When an individual is placed on probation, the court hands down conditions that must be followed. These conditions vary depending on the type of case. For example, on a DUI charge, the individual must complete alcohol education, comply with monitored sobriety, and follow all other conditions handed down by the court such as community service. For more serious cases, there are more conditions that must be followed.
So what happens when an individual does not follow these conditions? The probation officer may file a complaint with the court stating what conditions have been violated. The court will set a hearing to revoke probation. If the court finds the individual did violate their terms and conditions of probation, a new criminal charge is filed, and the original disposition is reopened.
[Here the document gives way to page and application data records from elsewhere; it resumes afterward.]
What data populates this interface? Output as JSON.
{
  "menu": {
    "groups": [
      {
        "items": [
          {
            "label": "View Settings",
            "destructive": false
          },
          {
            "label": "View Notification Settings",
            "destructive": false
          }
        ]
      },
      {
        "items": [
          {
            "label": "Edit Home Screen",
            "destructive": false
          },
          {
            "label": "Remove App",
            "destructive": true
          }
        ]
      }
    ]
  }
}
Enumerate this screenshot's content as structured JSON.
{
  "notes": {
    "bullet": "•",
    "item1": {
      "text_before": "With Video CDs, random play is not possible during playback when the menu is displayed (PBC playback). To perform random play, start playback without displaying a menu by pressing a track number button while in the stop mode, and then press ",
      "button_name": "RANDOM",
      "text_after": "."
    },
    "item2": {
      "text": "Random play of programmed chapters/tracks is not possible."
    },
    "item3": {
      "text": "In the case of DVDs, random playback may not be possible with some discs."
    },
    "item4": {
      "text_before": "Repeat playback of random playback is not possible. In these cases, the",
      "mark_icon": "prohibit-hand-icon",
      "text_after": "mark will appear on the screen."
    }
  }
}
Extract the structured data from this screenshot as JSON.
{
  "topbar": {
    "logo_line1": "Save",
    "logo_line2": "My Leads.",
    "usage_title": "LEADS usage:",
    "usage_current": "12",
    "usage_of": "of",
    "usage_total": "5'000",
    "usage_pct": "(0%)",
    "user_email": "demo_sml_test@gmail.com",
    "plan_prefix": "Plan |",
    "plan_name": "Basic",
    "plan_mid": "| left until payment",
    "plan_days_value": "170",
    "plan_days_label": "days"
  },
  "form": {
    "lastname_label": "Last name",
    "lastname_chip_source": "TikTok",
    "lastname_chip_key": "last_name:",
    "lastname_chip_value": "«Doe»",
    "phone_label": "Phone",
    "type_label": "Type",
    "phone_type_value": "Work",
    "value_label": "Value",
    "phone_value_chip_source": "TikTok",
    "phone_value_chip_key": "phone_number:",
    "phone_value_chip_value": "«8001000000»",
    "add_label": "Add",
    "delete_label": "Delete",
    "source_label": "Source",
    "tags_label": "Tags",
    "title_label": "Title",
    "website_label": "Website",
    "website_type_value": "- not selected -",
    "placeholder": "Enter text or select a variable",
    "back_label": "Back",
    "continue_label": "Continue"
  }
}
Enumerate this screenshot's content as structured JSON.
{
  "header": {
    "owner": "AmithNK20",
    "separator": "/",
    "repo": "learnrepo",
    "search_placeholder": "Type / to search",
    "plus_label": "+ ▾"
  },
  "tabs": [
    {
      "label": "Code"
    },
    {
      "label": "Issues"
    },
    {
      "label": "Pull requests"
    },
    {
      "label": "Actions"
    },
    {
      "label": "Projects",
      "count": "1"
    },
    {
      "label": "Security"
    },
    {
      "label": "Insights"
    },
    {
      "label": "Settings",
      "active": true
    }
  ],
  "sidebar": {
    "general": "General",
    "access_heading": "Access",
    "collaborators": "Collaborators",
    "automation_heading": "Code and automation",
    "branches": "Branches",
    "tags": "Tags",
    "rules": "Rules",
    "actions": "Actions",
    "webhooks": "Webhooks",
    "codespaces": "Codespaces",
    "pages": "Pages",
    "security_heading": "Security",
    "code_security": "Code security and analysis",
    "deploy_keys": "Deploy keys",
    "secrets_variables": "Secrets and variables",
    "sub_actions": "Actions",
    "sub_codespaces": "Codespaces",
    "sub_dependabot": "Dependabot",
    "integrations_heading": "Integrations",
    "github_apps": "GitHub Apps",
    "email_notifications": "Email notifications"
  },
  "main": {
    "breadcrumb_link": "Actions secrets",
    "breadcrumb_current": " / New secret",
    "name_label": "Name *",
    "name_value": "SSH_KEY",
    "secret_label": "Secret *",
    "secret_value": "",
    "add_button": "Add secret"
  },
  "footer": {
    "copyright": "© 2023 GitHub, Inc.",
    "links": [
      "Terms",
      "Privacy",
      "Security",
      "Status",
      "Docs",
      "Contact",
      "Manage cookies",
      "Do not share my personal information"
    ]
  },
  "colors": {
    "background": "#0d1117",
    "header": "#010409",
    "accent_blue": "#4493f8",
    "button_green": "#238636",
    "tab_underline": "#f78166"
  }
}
It is important to have experienced legal counsel who understands all options that are available to keep the original disposition and not restart the probationary period. For serious charges, an agreement with the district attorney’s office to do jail or work release could prevent the court from opening up the original charges for re-sentencing. For less serious charges, community service may suffice. If you are facing revocation of probation, contact Attorney Steven Louth who can explain your options to resolve the complaint.